(Source material Opens)
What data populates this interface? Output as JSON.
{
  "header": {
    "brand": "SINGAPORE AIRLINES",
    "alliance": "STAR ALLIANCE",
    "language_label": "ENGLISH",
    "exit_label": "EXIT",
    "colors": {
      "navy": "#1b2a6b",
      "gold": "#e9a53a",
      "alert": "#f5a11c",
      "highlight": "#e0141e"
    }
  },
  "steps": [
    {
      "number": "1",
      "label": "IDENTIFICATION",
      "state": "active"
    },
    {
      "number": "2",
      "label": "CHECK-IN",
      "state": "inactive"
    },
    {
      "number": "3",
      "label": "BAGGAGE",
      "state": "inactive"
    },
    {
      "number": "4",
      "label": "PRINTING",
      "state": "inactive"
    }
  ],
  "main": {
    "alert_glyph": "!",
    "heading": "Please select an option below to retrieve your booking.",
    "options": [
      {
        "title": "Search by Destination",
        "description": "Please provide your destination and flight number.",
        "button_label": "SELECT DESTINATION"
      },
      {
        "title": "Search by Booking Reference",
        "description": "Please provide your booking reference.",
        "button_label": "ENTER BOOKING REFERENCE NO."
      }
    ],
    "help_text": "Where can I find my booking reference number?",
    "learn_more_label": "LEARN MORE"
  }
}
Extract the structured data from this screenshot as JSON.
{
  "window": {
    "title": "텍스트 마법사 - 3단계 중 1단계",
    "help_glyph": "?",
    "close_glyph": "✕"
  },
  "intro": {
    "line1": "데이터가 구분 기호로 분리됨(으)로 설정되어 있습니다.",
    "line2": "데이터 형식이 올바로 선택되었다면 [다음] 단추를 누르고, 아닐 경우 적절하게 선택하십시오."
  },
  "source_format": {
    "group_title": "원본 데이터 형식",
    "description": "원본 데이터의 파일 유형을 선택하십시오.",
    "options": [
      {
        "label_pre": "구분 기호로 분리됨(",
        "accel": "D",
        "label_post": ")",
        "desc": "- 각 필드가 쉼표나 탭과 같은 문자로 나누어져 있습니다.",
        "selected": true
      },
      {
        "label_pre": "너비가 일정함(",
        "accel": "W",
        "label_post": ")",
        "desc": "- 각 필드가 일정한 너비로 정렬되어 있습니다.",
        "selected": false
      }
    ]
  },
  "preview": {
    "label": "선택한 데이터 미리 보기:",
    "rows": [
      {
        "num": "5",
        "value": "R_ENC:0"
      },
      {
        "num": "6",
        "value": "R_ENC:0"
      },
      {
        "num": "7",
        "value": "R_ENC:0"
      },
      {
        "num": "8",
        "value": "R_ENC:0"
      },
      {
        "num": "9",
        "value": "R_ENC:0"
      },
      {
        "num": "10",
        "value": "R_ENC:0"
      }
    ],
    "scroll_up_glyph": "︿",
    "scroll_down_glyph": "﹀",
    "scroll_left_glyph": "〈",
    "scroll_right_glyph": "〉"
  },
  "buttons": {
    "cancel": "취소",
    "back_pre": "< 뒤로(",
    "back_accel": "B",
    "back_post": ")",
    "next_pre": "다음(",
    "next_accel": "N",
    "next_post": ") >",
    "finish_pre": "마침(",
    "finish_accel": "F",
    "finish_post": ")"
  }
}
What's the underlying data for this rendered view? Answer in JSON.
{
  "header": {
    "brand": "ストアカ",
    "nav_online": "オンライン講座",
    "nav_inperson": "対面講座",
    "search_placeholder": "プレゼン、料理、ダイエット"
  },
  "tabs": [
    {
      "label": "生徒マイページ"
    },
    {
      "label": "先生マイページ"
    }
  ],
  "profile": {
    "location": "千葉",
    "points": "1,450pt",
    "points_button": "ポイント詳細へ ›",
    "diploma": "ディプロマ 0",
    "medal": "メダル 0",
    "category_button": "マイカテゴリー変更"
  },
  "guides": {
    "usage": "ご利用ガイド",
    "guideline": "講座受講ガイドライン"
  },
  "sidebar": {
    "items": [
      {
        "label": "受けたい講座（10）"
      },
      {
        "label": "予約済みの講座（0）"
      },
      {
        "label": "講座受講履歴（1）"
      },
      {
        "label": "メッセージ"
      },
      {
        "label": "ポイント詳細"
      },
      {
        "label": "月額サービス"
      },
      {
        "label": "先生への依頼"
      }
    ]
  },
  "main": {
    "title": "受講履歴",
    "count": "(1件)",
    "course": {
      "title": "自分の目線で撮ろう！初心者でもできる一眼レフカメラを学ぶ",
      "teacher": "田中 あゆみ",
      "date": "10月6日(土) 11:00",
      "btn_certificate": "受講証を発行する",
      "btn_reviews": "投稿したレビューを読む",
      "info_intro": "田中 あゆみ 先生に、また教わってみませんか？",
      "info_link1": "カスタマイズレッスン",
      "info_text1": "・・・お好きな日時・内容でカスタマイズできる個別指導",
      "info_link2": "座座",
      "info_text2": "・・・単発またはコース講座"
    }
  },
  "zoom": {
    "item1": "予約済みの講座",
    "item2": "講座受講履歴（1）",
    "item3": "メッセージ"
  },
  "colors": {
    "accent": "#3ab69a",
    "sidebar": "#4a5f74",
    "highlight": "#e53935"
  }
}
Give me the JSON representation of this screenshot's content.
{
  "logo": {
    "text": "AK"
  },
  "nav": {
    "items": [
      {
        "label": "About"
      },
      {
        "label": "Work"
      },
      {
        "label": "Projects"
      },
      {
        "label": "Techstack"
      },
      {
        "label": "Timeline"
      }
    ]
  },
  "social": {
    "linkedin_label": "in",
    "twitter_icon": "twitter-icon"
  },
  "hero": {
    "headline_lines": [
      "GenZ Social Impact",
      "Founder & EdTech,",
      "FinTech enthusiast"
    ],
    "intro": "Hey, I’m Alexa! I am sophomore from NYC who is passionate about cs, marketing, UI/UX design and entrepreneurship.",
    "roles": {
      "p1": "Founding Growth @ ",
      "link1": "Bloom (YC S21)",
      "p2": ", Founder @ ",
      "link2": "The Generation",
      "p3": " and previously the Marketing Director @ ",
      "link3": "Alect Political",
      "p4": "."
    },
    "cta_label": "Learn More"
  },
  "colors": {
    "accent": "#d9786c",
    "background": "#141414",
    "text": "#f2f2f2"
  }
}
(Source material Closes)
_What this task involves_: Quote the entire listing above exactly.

_The completed task_:
What data populates this interface? Output as JSON.
{
  "header": {
    "brand": "SINGAPORE AIRLINES",
    "alliance": "STAR ALLIANCE",
    "language_label": "ENGLISH",
    "exit_label": "EXIT",
    "colors": {
      "navy": "#1b2a6b",
      "gold": "#e9a53a",
      "alert": "#f5a11c",
      "highlight": "#e0141e"
    }
  },
  "steps": [
    {
      "number": "1",
      "label": "IDENTIFICATION",
      "state": "active"
    },
    {
      "number": "2",
      "label": "CHECK-IN",
      "state": "inactive"
    },
    {
      "number": "3",
      "label": "BAGGAGE",
      "state": "inactive"
    },
    {
      "number": "4",
      "label": "PRINTING",
      "state": "inactive"
    }
  ],
  "main": {
    "alert_glyph": "!",
    "heading": "Please select an option below to retrieve your booking.",
    "options": [
      {
        "title": "Search by Destination",
        "description": "Please provide your destination and flight number.",
        "button_label": "SELECT DESTINATION"
      },
      {
        "title": "Search by Booking Reference",
        "description": "Please provide your booking reference.",
        "button_label": "ENTER BOOKING REFERENCE NO."
      }
    ],
    "help_text": "Where can I find my booking reference number?",
    "learn_more_label": "LEARN MORE"
  }
}
Extract the structured data from this screenshot as JSON.
{
  "window": {
    "title": "텍스트 마법사 - 3단계 중 1단계",
    "help_glyph": "?",
    "close_glyph": "✕"
  },
  "intro": {
    "line1": "데이터가 구분 기호로 분리됨(으)로 설정되어 있습니다.",
    "line2": "데이터 형식이 올바로 선택되었다면 [다음] 단추를 누르고, 아닐 경우 적절하게 선택하십시오."
  },
  "source_format": {
    "group_title": "원본 데이터 형식",
    "description": "원본 데이터의 파일 유형을 선택하십시오.",
    "options": [
      {
        "label_pre": "구분 기호로 분리됨(",
        "accel": "D",
        "label_post": ")",
        "desc": "- 각 필드가 쉼표나 탭과 같은 문자로 나누어져 있습니다.",
        "selected": true
      },
      {
        "label_pre": "너비가 일정함(",
        "accel": "W",
        "label_post": ")",
        "desc": "- 각 필드가 일정한 너비로 정렬되어 있습니다.",
        "selected": false
      }
    ]
  },
  "preview": {
    "label": "선택한 데이터 미리 보기:",
    "rows": [
      {
        "num": "5",
        "value": "R_ENC:0"
      },
      {
        "num": "6",
        "value": "R_ENC:0"
      },
      {
        "num": "7",
        "value": "R_ENC:0"
      },
      {
        "num": "8",
        "value": "R_ENC:0"
      },
      {
        "num": "9",
        "value": "R_ENC:0"
      },
      {
        "num": "10",
        "value": "R_ENC:0"
      }
    ],
    "scroll_up_glyph": "︿",
    "scroll_down_glyph": "﹀",
    "scroll_left_glyph": "〈",
    "scroll_right_glyph": "〉"
  },
  "buttons": {
    "cancel": "취소",
    "back_pre": "< 뒤로(",
    "back_accel": "B",
    "back_post": ")",
    "next_pre": "다음(",
    "next_accel": "N",
    "next_post": ") >",
    "finish_pre": "마침(",
    "finish_accel": "F",
    "finish_post": ")"
  }
}
What's the underlying data for this rendered view? Answer in JSON.
{
  "header": {
    "brand": "ストアカ",
    "nav_online": "オンライン講座",
    "nav_inperson": "対面講座",
    "search_placeholder": "プレゼン、料理、ダイエット"
  },
  "tabs": [
    {
      "label": "生徒マイページ"
    },
    {
      "label": "先生マイページ"
    }
  ],
  "profile": {
    "location": "千葉",
    "points": "1,450pt",
    "points_button": "ポイント詳細へ ›",
    "diploma": "ディプロマ 0",
    "medal": "メダル 0",
    "category_button": "マイカテゴリー変更"
  },
  "guides": {
    "usage": "ご利用ガイド",
    "guideline": "講座受講ガイドライン"
  },
  "sidebar": {
    "items": [
      {
        "label": "受けたい講座（10）"
      },
      {
        "label": "予約済みの講座（0）"
      },
      {
        "label": "講座受講履歴（1）"
      },
      {
        "label": "メッセージ"
      },
      {
        "label": "ポイント詳細"
      },
      {
        "label": "月額サービス"
      },
      {
        "label": "先生への依頼"
      }
    ]
  },
  "main": {
    "title": "受講履歴",
    "count": "(1件)",
    "course": {
      "title": "自分の目線で撮ろう！初心者でもできる一眼レフカメラを学ぶ",
      "teacher": "田中 あゆみ",
      "date": "10月6日(土) 11:00",
      "btn_certificate": "受講証を発行する",
      "btn_reviews": "投稿したレビューを読む",
      "info_intro": "田中 あゆみ 先生に、また教わってみませんか？",
      "info_link1": "カスタマイズレッスン",
      "info_text1": "・・・お好きな日時・内容でカスタマイズできる個別指導",
      "info_link2": "座座",
      "info_text2": "・・・単発またはコース講座"
    }
  },
  "zoom": {
    "item1": "予約済みの講座",
    "item2": "講座受講履歴（1）",
    "item3": "メッセージ"
  },
  "colors": {
    "accent": "#3ab69a",
    "sidebar": "#4a5f74",
    "highlight": "#e53935"
  }
}
Give me the JSON representation of this screenshot's content.
{
  "logo": {
    "text": "AK"
  },
  "nav": {
    "items": [
      {
        "label": "About"
      },
      {
        "label": "Work"
      },
      {
        "label": "Projects"
      },
      {
        "label": "Techstack"
      },
      {
        "label": "Timeline"
      }
    ]
  },
  "social": {
    "linkedin_label": "in",
    "twitter_icon": "twitter-icon"
  },
  "hero": {
    "headline_lines": [
      "GenZ Social Impact",
      "Founder & EdTech,",
      "FinTech enthusiast"
    ],
    "intro": "Hey, I’m Alexa! I am sophomore from NYC who is passionate about cs, marketing, UI/UX design and entrepreneurship.",
    "roles": {
      "p1": "Founding Growth @ ",
      "link1": "Bloom (YC S21)",
      "p2": ", Founder @ ",
      "link2": "The Generation",
      "p3": " and previously the Marketing Director @ ",
      "link3": "Alect Political",
      "p4": "."
    },
    "cta_label": "Learn More"
  },
  "colors": {
    "accent": "#d9786c",
    "background": "#141414",
    "text": "#f2f2f2"
  }
}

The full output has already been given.